Photo Credit: Sarah Barclay

Story originally published by The Daily Republic 

A group of women from Mitchell, South Dakota, have spent decades helping hundreds of people in need across the world. They never see the people they help, but they can feel them every time they pick up a needle and thread.

"It's so wonderful," Piecemakers, a group of 12-15 sewers, member Anita Stevenson told The Daily Republic. "The joy of stitching together to make something for the needy."

Every Tuesday, the women work vigorously from 9 a.m. to noon making quilts, typically completing two every week. Most of the finished quilts are sent to the Lutheran World Relief, an international organization that aides in disaster relief and sustainable development, but the Piecemakers have donated to their community as well.

Many women in the group have been stitching together for up to 20 years, and have created a bond that is now irreplaceable. They accept people of all ages and welcome sewers of every level. Group member Janet Drewes found herself unable to leave after she donated fabric to the Piecemakers a year ago, and now looks forward to the time together every week to give back.
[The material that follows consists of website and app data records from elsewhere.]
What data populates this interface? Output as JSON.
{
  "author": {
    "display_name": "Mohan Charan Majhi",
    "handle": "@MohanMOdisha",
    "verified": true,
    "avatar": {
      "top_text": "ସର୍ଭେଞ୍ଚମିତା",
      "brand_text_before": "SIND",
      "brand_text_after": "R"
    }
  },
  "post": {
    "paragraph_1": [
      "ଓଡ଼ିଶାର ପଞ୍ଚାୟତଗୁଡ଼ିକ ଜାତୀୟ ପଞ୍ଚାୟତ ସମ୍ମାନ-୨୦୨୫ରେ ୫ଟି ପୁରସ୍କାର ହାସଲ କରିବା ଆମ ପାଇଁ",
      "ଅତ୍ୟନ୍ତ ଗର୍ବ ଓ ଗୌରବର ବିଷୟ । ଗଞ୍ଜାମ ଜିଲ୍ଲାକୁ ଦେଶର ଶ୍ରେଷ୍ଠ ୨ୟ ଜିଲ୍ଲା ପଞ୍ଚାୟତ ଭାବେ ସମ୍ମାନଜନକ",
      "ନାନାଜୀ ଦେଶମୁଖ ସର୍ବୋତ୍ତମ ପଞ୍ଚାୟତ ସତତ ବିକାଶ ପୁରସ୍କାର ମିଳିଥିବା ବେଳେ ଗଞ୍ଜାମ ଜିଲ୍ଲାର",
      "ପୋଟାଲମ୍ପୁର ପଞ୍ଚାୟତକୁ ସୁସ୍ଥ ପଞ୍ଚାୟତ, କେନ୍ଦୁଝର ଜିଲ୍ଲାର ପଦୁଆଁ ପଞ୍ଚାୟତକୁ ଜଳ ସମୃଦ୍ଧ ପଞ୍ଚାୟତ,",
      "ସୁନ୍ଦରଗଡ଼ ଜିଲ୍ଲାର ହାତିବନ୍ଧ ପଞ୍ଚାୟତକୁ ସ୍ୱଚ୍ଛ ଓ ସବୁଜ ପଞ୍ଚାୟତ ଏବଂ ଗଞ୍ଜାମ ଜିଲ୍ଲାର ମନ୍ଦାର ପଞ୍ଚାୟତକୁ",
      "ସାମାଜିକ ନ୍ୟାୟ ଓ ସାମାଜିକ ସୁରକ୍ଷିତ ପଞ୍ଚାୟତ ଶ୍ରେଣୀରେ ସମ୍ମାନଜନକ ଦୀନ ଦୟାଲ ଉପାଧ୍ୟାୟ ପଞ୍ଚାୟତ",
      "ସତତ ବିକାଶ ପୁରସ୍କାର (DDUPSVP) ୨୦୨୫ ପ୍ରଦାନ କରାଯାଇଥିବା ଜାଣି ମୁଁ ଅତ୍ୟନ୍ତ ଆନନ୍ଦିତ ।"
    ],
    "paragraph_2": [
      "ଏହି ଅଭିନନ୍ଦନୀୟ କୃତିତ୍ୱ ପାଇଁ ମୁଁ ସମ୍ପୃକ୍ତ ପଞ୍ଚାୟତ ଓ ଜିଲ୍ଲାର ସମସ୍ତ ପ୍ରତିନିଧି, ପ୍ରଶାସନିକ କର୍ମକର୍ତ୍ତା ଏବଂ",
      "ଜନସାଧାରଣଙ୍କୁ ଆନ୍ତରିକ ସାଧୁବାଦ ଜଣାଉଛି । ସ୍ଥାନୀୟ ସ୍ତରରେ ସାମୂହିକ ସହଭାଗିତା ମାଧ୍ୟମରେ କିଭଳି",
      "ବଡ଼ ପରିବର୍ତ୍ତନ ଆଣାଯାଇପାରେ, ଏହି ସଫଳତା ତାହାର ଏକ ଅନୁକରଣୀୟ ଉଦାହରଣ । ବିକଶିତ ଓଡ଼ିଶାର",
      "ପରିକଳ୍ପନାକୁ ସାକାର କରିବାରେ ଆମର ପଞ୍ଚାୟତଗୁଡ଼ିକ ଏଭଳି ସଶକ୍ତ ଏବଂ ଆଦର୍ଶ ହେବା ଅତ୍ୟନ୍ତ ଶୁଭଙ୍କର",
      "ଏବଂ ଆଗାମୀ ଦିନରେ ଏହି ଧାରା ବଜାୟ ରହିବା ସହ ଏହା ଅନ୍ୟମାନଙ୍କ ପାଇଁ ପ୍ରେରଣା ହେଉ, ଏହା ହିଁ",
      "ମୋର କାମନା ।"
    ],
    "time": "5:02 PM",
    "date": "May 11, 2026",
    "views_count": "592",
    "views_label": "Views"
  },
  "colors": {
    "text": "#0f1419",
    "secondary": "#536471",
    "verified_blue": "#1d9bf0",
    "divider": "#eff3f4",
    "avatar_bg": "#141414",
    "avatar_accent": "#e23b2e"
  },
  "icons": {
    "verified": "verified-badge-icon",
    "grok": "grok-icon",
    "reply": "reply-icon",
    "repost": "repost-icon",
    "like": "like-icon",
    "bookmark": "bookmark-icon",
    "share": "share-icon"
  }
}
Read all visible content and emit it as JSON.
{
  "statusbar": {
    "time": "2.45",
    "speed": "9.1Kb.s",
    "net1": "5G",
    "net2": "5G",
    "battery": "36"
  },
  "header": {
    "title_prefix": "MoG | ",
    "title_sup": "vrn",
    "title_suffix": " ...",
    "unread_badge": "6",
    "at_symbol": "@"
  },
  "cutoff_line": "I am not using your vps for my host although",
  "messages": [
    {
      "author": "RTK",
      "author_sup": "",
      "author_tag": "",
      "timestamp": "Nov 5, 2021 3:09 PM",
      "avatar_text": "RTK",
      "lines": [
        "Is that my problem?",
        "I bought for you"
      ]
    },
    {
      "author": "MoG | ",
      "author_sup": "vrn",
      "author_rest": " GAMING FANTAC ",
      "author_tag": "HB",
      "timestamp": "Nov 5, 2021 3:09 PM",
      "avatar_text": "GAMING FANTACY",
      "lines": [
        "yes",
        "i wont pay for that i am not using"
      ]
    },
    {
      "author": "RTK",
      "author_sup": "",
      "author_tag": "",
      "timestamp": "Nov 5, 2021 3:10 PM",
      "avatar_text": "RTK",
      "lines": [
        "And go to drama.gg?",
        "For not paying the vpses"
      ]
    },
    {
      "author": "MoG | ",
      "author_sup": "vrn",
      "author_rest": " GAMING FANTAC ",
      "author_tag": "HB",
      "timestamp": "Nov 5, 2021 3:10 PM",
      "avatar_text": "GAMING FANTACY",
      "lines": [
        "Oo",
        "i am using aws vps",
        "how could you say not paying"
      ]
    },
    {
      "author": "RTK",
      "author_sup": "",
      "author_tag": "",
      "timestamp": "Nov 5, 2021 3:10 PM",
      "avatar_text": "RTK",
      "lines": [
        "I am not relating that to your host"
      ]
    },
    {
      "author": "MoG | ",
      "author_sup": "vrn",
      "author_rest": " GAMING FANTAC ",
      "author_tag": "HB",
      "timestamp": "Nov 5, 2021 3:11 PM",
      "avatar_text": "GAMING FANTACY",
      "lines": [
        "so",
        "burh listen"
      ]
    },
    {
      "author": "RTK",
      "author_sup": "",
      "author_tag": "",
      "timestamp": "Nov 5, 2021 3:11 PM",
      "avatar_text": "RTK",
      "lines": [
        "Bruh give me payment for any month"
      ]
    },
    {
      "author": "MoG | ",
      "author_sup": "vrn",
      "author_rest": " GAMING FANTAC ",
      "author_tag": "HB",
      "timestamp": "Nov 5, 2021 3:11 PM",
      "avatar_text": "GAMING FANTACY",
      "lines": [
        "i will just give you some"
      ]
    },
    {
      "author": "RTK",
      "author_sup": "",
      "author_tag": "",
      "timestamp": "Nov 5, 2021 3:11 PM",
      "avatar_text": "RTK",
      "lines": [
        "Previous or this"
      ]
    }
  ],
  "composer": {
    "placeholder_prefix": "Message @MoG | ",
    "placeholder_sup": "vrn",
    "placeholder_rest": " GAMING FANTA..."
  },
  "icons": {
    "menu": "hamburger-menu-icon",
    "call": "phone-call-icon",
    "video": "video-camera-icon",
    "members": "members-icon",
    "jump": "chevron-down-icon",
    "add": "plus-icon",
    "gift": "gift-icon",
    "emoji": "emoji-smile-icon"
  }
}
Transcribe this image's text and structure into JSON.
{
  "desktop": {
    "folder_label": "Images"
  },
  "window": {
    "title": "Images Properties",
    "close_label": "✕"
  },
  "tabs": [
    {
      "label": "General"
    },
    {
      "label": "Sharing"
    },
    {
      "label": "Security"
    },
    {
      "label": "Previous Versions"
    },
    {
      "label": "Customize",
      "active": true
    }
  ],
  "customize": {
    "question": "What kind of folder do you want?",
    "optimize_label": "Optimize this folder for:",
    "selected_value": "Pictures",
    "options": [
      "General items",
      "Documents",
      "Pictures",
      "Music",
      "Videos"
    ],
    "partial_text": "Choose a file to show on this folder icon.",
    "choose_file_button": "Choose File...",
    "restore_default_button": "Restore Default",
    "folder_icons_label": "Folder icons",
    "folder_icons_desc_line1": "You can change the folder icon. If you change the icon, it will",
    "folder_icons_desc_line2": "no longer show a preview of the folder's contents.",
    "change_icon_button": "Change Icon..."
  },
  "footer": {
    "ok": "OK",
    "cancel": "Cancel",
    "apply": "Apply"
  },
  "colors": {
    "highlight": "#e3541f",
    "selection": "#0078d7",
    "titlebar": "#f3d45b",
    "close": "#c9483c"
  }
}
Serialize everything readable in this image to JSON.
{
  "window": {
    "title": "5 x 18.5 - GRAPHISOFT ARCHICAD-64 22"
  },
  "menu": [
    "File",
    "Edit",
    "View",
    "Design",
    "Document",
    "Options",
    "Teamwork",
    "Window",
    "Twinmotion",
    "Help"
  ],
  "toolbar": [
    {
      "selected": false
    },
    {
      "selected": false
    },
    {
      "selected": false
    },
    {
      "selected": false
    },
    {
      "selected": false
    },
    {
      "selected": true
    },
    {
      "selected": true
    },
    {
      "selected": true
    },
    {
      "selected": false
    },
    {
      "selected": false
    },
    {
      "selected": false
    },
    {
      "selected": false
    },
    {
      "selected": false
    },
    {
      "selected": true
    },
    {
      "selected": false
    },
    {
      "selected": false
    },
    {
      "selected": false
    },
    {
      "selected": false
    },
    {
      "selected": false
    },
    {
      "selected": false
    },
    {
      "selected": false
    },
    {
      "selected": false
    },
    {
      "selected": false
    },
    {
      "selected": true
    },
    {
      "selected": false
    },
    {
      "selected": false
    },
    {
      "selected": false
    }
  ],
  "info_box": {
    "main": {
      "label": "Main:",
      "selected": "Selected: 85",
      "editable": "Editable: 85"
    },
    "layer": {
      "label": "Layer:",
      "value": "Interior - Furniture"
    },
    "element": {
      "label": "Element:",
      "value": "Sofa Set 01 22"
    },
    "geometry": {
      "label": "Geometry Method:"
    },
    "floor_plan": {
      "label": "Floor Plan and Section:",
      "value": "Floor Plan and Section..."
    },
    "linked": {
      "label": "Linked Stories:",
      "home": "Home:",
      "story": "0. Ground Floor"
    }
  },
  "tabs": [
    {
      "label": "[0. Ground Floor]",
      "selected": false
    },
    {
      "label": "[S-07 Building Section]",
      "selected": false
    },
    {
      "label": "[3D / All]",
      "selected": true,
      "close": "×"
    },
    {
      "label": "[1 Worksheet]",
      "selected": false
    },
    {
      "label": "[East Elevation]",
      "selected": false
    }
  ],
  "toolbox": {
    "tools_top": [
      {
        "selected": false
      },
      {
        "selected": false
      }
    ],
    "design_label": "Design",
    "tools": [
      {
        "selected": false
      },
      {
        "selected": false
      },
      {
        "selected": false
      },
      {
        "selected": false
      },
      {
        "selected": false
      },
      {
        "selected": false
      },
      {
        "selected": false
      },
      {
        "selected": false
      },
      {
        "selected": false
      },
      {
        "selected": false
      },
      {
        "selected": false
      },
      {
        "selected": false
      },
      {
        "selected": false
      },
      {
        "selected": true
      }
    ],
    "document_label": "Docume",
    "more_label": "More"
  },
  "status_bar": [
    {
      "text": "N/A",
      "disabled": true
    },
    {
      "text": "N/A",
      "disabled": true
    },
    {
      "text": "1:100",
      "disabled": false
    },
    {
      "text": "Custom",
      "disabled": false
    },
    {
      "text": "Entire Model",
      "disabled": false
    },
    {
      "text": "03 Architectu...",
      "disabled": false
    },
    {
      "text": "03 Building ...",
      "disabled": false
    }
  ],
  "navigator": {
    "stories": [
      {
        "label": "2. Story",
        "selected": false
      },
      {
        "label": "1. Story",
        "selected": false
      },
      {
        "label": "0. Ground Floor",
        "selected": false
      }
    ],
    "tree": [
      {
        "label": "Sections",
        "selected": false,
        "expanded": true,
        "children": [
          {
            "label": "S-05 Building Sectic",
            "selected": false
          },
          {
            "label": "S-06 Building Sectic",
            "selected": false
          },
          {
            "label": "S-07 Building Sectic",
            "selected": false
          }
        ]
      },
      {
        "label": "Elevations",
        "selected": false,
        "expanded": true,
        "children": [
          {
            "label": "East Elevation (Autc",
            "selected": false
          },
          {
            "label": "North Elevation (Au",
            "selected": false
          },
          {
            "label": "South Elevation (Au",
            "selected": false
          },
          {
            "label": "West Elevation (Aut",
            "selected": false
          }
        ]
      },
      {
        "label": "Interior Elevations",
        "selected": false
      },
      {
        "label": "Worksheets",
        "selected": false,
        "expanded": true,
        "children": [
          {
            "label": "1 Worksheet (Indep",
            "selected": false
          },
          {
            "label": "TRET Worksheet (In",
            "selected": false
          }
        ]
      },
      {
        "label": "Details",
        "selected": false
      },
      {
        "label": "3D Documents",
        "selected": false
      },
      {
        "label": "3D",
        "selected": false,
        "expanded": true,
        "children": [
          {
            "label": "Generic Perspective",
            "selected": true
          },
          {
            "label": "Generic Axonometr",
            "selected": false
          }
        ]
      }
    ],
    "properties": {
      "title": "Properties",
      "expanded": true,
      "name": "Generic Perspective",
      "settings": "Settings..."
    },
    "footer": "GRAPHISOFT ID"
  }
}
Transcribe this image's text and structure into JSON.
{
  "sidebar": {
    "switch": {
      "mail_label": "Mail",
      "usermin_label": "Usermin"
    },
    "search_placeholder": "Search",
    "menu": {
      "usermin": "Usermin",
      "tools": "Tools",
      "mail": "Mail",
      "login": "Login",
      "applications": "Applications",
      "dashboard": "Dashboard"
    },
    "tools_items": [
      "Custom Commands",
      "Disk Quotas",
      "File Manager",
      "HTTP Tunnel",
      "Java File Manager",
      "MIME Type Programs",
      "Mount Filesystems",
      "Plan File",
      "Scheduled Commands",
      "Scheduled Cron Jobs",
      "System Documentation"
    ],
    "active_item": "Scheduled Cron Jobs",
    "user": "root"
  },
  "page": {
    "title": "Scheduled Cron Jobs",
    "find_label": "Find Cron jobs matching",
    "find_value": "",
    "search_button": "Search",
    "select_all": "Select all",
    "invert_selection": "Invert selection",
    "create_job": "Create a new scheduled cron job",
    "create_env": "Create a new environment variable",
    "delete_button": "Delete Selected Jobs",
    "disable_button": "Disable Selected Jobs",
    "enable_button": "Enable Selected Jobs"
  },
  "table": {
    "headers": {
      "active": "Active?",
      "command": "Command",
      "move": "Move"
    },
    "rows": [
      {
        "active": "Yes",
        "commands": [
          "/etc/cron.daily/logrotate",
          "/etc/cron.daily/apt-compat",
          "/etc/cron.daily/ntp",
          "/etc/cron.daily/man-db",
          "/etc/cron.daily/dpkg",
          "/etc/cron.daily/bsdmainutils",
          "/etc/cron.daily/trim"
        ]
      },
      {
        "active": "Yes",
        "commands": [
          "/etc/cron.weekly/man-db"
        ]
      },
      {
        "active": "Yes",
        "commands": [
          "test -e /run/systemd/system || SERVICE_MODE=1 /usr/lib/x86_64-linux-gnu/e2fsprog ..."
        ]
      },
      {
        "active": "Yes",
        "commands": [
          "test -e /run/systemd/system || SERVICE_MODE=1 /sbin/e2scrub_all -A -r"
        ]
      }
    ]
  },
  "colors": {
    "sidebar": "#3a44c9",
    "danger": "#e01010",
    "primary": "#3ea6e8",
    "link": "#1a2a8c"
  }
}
"They needed someone to cut fabric, so I never left," she said. "…I can't imagine a child being cold. I just can't."

In addition to quilts, members of the group have also made pillowcase dresses for girls in Africa, prayer shawls for local families, and both personal care kits and school kits for elementary students in the Mitchell area. Each contribution they make, brings the women that much closer to one another.

"I don't have a mom, but I have several moms right here," Piecemakers member Janet Drewes said. "They are a fun group of ladies to work with. There is never a dull moment here."